Exercise details.
Locate every line in the records below that contains the word "groups", and copy each one.

Source data.
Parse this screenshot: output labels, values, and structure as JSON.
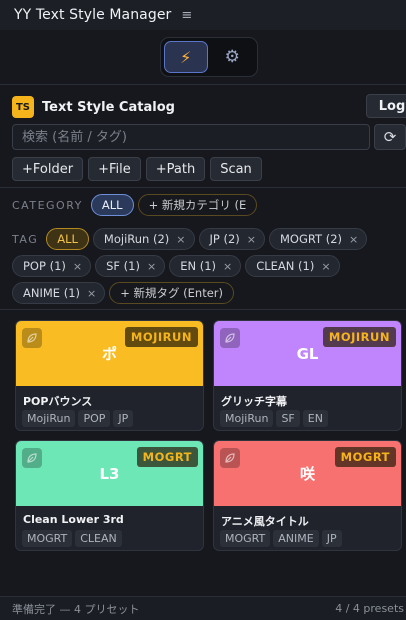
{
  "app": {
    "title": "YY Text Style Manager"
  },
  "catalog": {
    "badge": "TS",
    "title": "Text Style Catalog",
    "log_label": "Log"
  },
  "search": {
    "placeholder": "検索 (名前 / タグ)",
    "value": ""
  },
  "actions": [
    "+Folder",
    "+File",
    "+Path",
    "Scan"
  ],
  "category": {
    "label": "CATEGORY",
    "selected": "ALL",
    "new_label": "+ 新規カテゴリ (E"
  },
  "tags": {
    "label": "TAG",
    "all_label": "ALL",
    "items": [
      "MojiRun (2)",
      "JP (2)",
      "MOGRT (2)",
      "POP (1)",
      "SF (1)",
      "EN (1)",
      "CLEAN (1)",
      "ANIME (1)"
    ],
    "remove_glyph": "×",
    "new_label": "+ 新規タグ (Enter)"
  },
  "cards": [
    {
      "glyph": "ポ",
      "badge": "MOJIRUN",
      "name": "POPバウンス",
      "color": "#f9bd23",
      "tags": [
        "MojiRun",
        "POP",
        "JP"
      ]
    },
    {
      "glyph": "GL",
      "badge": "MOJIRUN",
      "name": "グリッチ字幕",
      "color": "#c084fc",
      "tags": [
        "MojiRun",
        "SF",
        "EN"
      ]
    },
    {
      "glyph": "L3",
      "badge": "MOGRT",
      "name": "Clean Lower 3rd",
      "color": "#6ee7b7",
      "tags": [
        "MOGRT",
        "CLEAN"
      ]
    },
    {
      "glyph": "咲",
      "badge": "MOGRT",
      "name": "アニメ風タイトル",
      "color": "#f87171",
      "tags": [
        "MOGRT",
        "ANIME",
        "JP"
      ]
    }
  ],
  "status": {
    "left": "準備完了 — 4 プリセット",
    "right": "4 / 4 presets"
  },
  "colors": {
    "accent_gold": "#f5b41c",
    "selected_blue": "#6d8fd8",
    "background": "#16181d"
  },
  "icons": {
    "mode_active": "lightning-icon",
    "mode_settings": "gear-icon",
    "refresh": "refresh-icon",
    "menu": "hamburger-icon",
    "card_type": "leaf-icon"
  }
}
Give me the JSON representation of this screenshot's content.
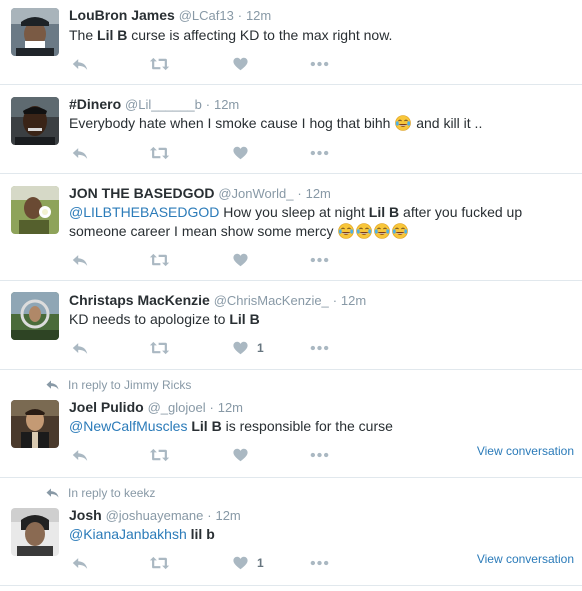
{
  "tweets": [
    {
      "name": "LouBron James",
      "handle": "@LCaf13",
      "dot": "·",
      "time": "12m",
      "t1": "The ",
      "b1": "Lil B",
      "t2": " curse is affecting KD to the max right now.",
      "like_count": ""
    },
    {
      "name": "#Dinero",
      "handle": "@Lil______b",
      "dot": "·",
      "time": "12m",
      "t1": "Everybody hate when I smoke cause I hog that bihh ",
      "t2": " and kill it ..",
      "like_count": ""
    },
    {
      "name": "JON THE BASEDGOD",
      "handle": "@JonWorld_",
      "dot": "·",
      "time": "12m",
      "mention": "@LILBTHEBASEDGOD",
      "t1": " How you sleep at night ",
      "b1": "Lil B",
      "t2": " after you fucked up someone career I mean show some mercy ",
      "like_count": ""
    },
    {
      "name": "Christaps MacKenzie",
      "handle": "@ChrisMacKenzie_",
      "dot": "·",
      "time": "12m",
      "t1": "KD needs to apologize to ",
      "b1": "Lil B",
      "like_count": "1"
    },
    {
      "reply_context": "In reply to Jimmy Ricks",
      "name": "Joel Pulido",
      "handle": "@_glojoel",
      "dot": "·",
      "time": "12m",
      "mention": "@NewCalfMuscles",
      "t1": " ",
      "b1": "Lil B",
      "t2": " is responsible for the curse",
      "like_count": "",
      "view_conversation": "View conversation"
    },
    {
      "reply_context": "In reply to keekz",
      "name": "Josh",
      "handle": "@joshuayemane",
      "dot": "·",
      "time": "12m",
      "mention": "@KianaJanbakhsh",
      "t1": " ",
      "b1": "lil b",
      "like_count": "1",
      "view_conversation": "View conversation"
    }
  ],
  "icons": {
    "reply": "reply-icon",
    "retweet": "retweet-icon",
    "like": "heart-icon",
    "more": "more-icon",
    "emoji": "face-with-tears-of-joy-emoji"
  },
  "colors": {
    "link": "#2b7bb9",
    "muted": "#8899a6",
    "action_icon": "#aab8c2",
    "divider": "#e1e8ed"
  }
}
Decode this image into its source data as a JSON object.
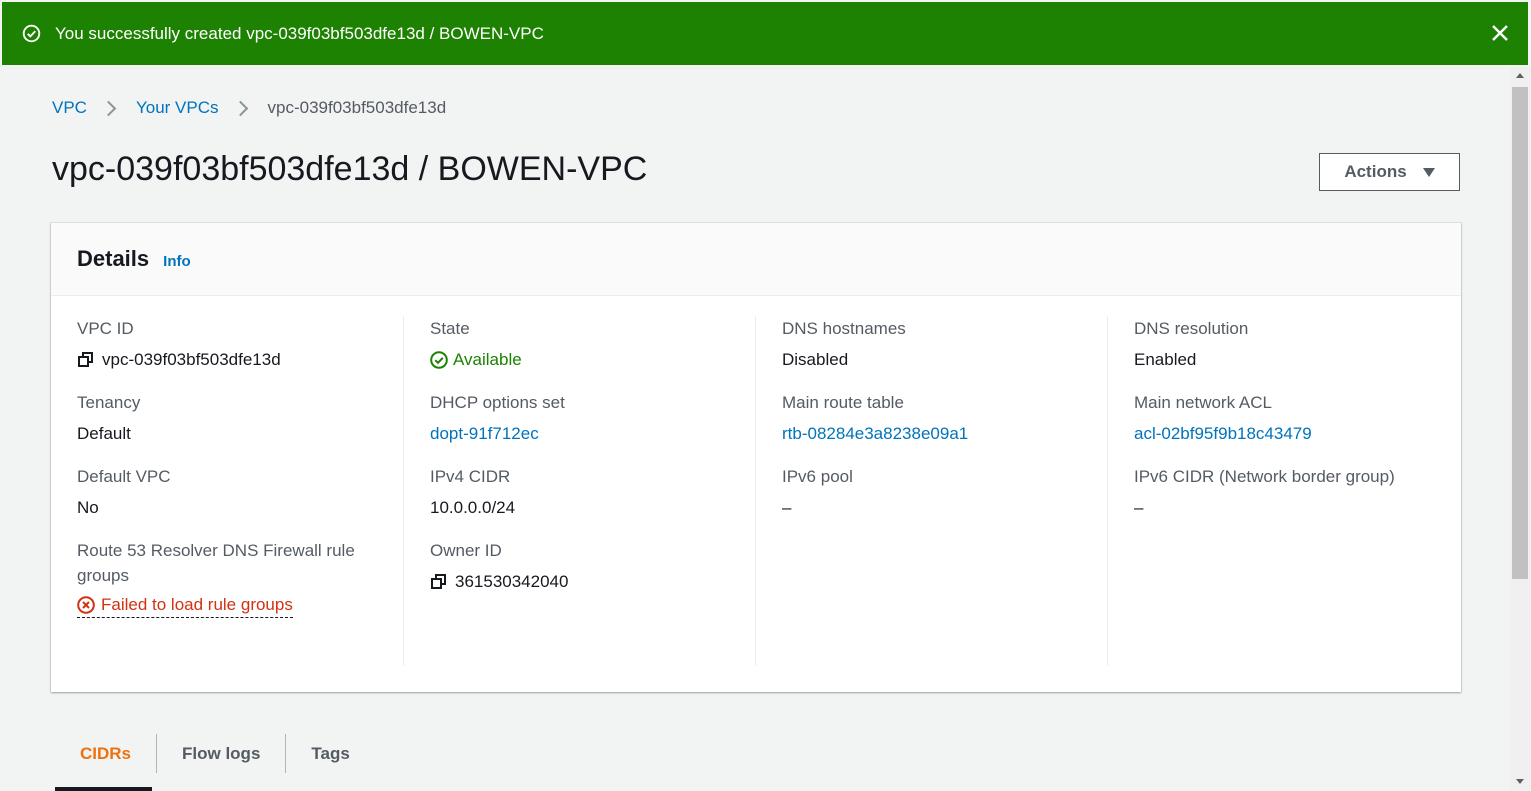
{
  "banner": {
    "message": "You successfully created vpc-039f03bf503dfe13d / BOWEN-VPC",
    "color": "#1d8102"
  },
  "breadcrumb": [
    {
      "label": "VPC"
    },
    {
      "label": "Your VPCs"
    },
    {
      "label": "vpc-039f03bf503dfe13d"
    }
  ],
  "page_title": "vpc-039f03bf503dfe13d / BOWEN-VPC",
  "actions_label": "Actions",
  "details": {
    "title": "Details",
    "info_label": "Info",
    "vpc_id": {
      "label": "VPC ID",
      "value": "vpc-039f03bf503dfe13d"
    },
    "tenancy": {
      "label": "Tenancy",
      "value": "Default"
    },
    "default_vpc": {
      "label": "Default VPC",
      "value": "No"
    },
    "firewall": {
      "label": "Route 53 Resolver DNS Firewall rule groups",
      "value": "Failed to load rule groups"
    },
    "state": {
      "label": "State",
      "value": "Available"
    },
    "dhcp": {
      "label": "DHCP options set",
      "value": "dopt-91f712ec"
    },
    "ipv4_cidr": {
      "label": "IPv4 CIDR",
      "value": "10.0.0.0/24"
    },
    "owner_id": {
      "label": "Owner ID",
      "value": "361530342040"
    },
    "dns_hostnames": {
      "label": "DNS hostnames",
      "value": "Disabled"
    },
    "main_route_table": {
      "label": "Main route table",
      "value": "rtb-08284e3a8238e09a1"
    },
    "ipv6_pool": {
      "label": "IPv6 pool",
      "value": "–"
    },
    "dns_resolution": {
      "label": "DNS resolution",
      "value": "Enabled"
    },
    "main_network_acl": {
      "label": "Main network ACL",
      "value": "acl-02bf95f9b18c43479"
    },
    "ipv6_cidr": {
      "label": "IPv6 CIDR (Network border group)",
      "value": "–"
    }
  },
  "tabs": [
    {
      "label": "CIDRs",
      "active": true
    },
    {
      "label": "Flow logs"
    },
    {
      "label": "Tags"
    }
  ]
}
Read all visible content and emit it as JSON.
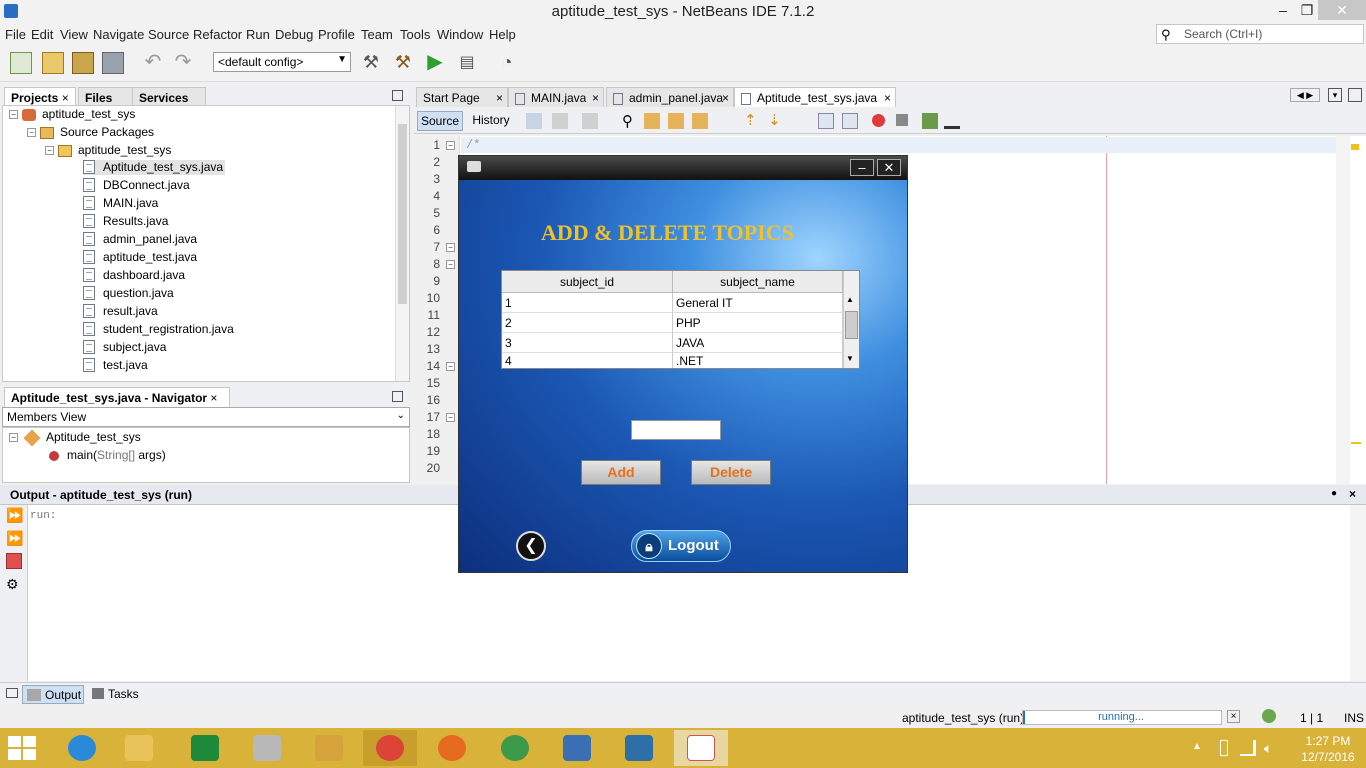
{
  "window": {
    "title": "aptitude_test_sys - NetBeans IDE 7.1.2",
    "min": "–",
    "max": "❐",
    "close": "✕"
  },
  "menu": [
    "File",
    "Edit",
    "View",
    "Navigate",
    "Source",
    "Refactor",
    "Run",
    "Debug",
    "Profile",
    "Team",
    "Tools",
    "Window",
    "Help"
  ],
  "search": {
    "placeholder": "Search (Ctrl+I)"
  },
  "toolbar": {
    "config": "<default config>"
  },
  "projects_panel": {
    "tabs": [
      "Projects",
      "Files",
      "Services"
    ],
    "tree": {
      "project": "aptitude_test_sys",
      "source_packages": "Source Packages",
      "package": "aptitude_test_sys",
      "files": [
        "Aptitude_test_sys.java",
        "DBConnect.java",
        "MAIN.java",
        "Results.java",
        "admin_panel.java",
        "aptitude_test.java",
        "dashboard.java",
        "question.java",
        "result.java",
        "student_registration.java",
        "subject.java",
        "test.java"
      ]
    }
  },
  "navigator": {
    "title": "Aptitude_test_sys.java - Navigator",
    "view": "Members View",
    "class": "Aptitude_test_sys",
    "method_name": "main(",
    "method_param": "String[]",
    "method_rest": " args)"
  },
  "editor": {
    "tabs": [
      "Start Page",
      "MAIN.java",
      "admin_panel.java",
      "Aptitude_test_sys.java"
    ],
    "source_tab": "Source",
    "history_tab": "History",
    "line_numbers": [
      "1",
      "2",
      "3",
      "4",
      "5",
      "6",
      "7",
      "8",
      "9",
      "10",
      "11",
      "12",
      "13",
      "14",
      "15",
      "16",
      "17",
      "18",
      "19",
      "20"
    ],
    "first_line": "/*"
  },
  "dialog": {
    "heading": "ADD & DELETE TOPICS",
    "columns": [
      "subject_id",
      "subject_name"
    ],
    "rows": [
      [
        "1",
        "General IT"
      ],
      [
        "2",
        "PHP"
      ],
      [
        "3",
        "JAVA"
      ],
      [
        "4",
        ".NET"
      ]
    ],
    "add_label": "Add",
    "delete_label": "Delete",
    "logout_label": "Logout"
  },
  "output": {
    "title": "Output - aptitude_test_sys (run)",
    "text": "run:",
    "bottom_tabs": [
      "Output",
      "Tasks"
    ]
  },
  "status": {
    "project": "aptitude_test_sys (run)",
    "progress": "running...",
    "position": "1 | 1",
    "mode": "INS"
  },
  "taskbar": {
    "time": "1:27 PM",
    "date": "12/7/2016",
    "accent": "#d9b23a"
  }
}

Exercise solution.
      "label": "Route 53 Resolver DNS Firewall rule groups",
      "value": "Failed to load rule groups"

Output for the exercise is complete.